In the wake of the tornado, which claimed 114 lives while destroying 150 homes and 196 businesses, the ALICO tower became Waco's crisis center. Having been built with its own generator, it was the only structure in downtown with electricity. From the First National Bank on the ground floor, medical and military officials coordinated search parties and rescue efforts. They spent the next 48 hours there working around the clock.
Like the building itself, the 1953 tornado has become a reference point for downtown Waco, which in many ways is still shaking off the storm's lingering effects as it seeks to restore its vitality.
In 1982 the ALICO tower won its badge of honor when the Texas State Historical Commission designated it a historical landmark.
Meanwhile, changes took place in the company founded long ago by Aretemas Roberts. Amicable Life merged with American Life Insurance of Dallas in 1965 and the company became known as American-Amicable. Gulf Life Holding Co. of Florida purchased American-Amicable in 1968. American General Corp bought the company in January of last year.
The American General operations are to be consolidated in Houston in the next three years. American-Amicable will retain a presence in Waco, but much of the office space now used almost completely by the insurance company, will be leased out. When that time comes, one would think American General will have little trouble finding tenants. The building remains impressive and function as ever. And -- what a view.
Westbrook, who has worked for Amicable since 1947, said its founder built the tower "as a symbol of strength and stability."
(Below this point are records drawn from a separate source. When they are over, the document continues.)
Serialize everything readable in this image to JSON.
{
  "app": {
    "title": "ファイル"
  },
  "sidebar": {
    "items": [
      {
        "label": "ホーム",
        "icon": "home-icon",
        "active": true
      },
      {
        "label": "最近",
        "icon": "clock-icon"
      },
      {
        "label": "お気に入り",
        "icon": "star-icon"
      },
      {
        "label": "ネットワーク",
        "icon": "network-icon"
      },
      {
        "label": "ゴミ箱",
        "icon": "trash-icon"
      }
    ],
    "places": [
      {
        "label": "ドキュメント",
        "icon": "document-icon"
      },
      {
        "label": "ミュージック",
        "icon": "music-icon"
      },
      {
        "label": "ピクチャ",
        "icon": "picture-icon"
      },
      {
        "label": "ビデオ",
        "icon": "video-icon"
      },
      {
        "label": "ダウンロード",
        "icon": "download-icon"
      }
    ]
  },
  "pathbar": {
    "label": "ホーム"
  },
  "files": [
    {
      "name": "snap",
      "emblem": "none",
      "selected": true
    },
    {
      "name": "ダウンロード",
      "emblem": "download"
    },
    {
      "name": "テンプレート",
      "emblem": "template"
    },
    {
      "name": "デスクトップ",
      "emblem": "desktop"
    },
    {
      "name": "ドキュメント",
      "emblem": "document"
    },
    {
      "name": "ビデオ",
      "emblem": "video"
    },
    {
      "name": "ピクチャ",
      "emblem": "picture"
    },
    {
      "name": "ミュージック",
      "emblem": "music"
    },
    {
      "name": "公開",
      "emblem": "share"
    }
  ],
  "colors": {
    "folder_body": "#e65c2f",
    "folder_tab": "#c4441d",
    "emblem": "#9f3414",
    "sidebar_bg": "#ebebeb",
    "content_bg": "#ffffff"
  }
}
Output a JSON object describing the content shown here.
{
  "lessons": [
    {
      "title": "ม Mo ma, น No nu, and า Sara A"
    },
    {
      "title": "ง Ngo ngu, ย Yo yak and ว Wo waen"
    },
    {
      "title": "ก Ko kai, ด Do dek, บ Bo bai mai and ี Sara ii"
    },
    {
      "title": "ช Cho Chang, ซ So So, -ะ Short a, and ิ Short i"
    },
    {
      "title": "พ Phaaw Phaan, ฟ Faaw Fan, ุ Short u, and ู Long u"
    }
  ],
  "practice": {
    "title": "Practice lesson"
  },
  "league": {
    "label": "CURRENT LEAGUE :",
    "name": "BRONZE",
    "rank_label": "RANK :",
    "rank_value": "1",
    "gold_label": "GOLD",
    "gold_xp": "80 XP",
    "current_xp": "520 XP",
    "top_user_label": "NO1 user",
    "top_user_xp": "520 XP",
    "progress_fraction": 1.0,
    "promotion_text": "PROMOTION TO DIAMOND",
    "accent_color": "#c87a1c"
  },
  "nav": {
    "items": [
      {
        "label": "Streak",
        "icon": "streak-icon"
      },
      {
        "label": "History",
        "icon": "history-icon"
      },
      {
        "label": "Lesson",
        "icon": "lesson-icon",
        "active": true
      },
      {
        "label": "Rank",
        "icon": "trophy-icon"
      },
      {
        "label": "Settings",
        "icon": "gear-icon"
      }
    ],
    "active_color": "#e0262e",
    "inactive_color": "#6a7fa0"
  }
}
Strength? I'll say.
-- January 10, 1985
For more information, contact: John Young • Waco Tribune-Herald •